**INSTRUCTIONS FOR THE TASK**
From the entries, copy each line that includes "this".

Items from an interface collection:
((

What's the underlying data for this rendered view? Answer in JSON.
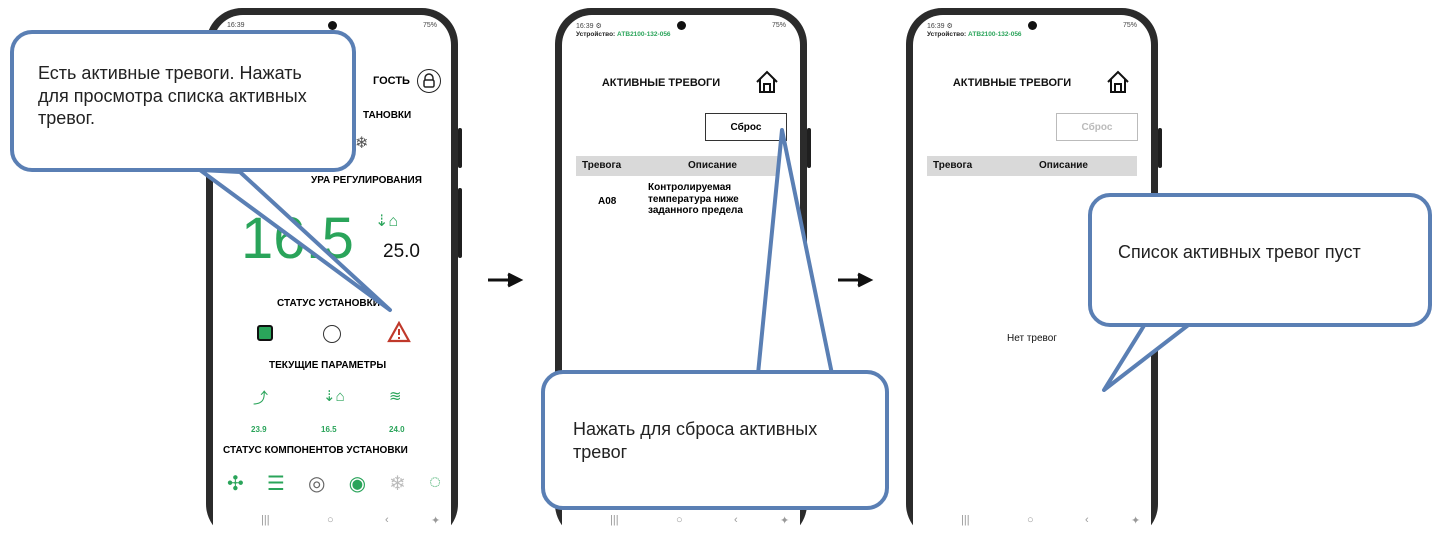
{
  "screen1": {
    "guest_label": "ГОСТЬ",
    "heading_partial1": "ТАНОВКИ",
    "heading_partial2": "УРА РЕГУЛИРОВАНИЯ",
    "big_temp": "16.5",
    "setpoint": "25.0",
    "status_title": "СТАТУС УСТАНОВКИ",
    "params_title": "ТЕКУЩИЕ ПАРАМЕТРЫ",
    "params": [
      "23.9",
      "16.5",
      "24.0"
    ],
    "components_title": "СТАТУС КОМПОНЕНТОВ УСТАНОВКИ"
  },
  "screen2": {
    "time": "16:39",
    "signal": "75%",
    "device_label": "Устройство:",
    "device_id": "АТВ2100-132-056",
    "title": "АКТИВНЫЕ ТРЕВОГИ",
    "reset_label": "Сброс",
    "col_alarm": "Тревога",
    "col_desc": "Описание",
    "alarm_code": "A08",
    "alarm_desc": "Контролируемая температура ниже заданного предела"
  },
  "screen3": {
    "time": "16:39",
    "signal": "75%",
    "device_label": "Устройство:",
    "device_id": "АТВ2100-132-056",
    "title": "АКТИВНЫЕ ТРЕВОГИ",
    "reset_label": "Сброс",
    "col_alarm": "Тревога",
    "col_desc": "Описание",
    "empty_text": "Нет тревог"
  },
  "callouts": {
    "c1": "Есть активные тревоги. Нажать для просмотра списка активных тревог.",
    "c2": "Нажать для сброса активных тревог",
    "c3": "Список активных тревог пуст"
  },
  "colors": {
    "accent_green": "#2aa45a",
    "callout_border": "#5a7fb4",
    "alarm_red": "#c0392b"
  }
}
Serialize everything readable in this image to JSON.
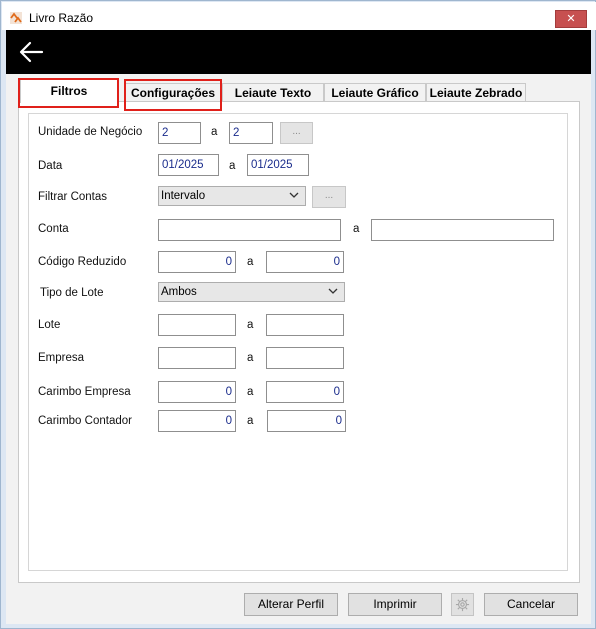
{
  "window": {
    "title": "Livro Razão",
    "close_glyph": "✕"
  },
  "tabs": [
    {
      "label": "Filtros",
      "active": true
    },
    {
      "label": "Configurações",
      "active": false
    },
    {
      "label": "Leiaute Texto",
      "active": false
    },
    {
      "label": "Leiaute Gráfico",
      "active": false
    },
    {
      "label": "Leiaute Zebrado",
      "active": false
    }
  ],
  "form": {
    "separator": "a",
    "unidade": {
      "label": "Unidade de Negócio",
      "from": "2",
      "to": "2",
      "browse": "..."
    },
    "data": {
      "label": "Data",
      "from": "01/2025",
      "to": "01/2025"
    },
    "filtrar_contas": {
      "label": "Filtrar Contas",
      "selected": "Intervalo",
      "browse": "..."
    },
    "conta": {
      "label": "Conta",
      "from": "",
      "to": ""
    },
    "codigo_reduzido": {
      "label": "Código Reduzido",
      "from": "0",
      "to": "0"
    },
    "tipo_lote": {
      "label": "Tipo de Lote",
      "selected": "Ambos"
    },
    "lote": {
      "label": "Lote",
      "from": "",
      "to": ""
    },
    "empresa": {
      "label": "Empresa",
      "from": "",
      "to": ""
    },
    "carimbo_empresa": {
      "label": "Carimbo Empresa",
      "from": "0",
      "to": "0"
    },
    "carimbo_contador": {
      "label": "Carimbo Contador",
      "from": "0",
      "to": "0"
    }
  },
  "buttons": {
    "alterar_perfil": "Alterar Perfil",
    "imprimir": "Imprimir",
    "cancelar": "Cancelar"
  },
  "icons": [
    "app-icon",
    "close-icon",
    "back-arrow-icon",
    "chevron-down-icon",
    "gear-icon"
  ],
  "colors": {
    "highlight_box": "#e0201a",
    "header_bar": "#000000",
    "input_text": "#1a2c8c"
  }
}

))

**SOLUTION TO THE PROBLEM**
What's the underlying data for this rendered view? Answer in JSON.
Serialize everything readable in this image to JSON.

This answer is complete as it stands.